Climate Change Risks Government According to Accountants

After failing to recognize that global climate change has a great level of risk to the nation’s fiscal health, there a number of probable scenarios that may have led the Government Accountability Office to finally notice it.

When the East Coast was hit by storm Sandy that had cost the government $50 billion to clean up, government officials must have thought that this must be what the scientists and economists mean when they talk about future costs of climate change.

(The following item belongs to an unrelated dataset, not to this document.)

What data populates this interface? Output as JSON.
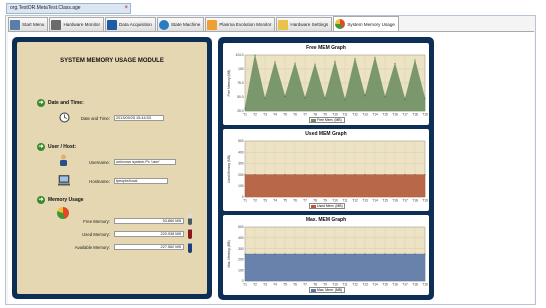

Perhaps it was upon viewing the National Oceanographic and Atmospheric Administration’s annual State of the Coast report, which may have hit them that the country’s population living in low-lying coastal areas were 52 percent, and that nine percent more will live there by the end of the decade. To an accountant, that’s a lot of people. Considering that sea levels are rising, and the storms seem to impact those coastal areas, imagine all the digits that are needed to be accounted for “something that threatens the federally maintained transportation networks, federally subsidized electrical grid, and the federally insured homes millions of people rely upon.”

And there are also other natural disasters like drought, wildfire, and flood. Exactly just like what we read in the books.

Posted by Diane Araga, on February 6, 2013 at 9:00 AM